[Interface dataset entries]
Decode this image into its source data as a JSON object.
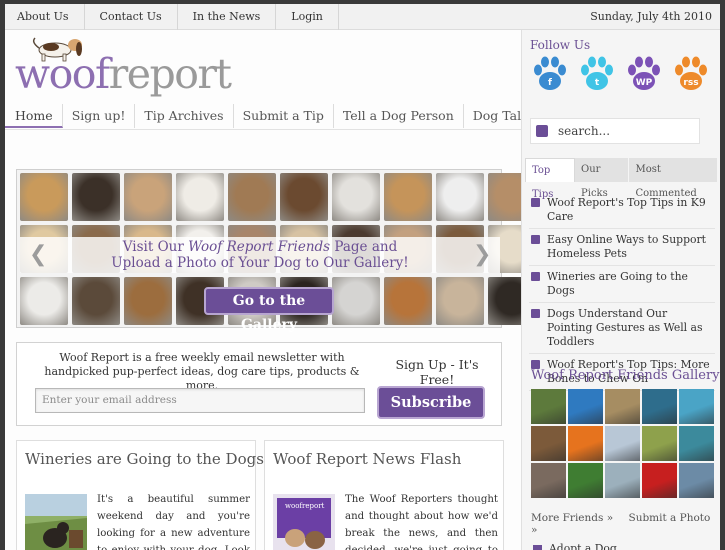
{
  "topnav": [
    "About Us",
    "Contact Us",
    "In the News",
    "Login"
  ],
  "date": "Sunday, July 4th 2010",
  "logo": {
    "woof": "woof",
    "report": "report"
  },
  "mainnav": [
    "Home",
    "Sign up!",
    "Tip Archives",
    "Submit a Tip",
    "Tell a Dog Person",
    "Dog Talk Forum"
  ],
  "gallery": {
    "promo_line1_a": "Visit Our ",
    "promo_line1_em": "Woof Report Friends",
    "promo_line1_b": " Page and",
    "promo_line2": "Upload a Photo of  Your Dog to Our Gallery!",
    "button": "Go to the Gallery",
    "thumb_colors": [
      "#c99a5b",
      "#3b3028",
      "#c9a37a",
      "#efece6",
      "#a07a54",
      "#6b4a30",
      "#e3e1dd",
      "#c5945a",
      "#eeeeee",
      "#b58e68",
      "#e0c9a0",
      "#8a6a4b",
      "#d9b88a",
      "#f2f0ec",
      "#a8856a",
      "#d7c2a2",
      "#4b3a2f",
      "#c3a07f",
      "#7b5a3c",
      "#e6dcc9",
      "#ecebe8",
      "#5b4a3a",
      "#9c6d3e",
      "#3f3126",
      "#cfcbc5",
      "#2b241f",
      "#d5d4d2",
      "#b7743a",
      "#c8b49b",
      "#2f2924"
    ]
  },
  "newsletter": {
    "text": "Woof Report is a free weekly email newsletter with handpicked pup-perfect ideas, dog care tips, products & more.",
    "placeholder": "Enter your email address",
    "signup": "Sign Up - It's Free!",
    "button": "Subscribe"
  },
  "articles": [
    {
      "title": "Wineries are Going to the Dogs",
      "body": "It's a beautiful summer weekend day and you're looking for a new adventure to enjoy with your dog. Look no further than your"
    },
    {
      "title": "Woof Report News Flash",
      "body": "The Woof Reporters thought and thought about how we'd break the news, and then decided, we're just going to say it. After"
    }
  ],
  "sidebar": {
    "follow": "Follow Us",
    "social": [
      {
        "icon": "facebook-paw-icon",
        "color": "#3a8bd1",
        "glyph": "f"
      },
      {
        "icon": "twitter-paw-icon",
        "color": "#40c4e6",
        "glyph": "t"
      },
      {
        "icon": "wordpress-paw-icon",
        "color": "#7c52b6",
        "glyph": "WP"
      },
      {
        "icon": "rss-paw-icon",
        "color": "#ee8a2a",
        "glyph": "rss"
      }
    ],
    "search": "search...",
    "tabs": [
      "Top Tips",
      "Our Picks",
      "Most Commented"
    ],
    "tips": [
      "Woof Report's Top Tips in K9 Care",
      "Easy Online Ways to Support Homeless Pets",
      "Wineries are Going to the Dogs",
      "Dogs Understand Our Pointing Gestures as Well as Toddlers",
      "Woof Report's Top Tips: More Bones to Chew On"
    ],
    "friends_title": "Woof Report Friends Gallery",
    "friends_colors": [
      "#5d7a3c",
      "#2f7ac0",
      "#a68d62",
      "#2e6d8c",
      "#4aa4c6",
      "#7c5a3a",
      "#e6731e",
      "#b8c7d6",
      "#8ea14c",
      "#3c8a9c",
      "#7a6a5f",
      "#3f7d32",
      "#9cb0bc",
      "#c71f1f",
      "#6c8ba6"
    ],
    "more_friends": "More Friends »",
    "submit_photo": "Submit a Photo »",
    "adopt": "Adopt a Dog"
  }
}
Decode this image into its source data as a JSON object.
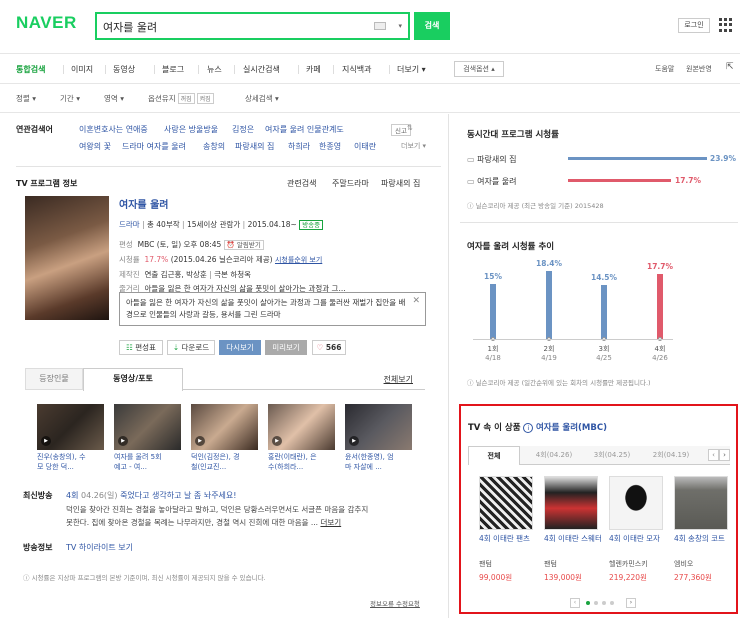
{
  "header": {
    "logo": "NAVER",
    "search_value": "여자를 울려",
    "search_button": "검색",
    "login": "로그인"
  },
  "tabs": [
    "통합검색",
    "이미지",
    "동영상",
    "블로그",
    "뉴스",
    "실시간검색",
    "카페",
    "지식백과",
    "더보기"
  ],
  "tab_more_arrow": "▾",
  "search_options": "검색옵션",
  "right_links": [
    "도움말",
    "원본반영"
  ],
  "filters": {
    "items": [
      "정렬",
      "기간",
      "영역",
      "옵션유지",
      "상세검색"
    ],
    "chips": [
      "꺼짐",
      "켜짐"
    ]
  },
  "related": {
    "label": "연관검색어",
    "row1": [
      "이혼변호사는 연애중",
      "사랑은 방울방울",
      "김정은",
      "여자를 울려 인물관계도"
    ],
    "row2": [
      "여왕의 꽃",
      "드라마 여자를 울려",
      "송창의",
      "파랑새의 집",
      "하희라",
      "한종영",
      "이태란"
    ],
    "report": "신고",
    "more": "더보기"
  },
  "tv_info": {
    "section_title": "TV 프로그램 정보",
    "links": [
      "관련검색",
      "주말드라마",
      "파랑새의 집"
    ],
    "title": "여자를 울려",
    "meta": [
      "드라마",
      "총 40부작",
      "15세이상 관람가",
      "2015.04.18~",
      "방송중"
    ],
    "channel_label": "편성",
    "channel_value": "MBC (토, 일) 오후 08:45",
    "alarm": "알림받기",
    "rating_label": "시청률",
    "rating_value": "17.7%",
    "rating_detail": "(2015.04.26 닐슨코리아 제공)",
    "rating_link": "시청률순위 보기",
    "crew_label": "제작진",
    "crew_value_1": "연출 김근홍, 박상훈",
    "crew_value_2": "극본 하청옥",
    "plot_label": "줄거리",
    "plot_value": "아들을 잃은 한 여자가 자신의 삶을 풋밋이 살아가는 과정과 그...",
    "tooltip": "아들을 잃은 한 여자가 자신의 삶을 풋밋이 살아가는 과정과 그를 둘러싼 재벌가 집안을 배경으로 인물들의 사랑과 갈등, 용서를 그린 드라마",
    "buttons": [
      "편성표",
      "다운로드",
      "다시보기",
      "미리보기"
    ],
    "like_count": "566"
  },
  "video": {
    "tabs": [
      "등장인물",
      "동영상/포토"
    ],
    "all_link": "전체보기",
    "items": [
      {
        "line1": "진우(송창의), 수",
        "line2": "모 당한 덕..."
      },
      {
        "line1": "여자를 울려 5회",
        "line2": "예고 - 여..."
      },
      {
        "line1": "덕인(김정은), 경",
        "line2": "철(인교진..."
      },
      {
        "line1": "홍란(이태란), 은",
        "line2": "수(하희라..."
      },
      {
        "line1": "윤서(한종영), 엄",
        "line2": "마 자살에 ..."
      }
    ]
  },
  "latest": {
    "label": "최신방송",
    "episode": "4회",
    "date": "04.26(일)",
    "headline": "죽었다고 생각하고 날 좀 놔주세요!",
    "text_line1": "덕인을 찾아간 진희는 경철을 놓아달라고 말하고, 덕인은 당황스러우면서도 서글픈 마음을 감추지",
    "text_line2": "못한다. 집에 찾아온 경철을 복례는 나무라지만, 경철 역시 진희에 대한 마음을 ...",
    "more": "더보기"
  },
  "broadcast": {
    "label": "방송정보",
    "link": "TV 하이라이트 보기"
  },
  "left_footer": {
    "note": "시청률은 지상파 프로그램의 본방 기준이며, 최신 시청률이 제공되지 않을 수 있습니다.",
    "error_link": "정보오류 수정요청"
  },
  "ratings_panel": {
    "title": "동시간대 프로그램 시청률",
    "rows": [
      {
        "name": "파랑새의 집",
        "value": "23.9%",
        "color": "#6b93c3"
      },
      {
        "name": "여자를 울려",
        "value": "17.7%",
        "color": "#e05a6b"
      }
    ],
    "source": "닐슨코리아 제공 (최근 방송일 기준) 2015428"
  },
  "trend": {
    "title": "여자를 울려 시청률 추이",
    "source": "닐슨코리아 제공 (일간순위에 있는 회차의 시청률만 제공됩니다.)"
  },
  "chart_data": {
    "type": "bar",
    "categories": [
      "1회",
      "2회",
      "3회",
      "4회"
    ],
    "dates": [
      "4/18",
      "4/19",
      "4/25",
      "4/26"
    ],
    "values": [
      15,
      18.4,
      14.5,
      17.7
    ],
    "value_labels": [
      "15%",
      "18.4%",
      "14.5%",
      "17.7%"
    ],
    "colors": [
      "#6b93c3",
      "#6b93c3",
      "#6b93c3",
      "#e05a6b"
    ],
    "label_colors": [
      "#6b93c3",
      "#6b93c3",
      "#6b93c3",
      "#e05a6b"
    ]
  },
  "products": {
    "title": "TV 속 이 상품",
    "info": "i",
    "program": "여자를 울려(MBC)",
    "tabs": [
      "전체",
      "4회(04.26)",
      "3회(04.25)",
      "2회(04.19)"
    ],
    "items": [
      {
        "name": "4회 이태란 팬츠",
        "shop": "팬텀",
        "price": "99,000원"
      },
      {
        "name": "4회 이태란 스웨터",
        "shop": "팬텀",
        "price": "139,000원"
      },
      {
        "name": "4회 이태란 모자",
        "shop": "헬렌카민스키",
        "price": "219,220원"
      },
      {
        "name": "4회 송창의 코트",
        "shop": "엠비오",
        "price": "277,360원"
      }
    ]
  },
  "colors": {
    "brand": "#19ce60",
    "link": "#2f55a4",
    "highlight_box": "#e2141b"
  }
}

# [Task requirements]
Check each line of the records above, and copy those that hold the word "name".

# [Result of the exercise]
        "name": "파랑새의 집",
        "name": "여자를 울려",
        "name": "4회 이태란 팬츠",
        "name": "4회 이태란 스웨터",
        "name": "4회 이태란 모자",
        "name": "4회 송창의 코트",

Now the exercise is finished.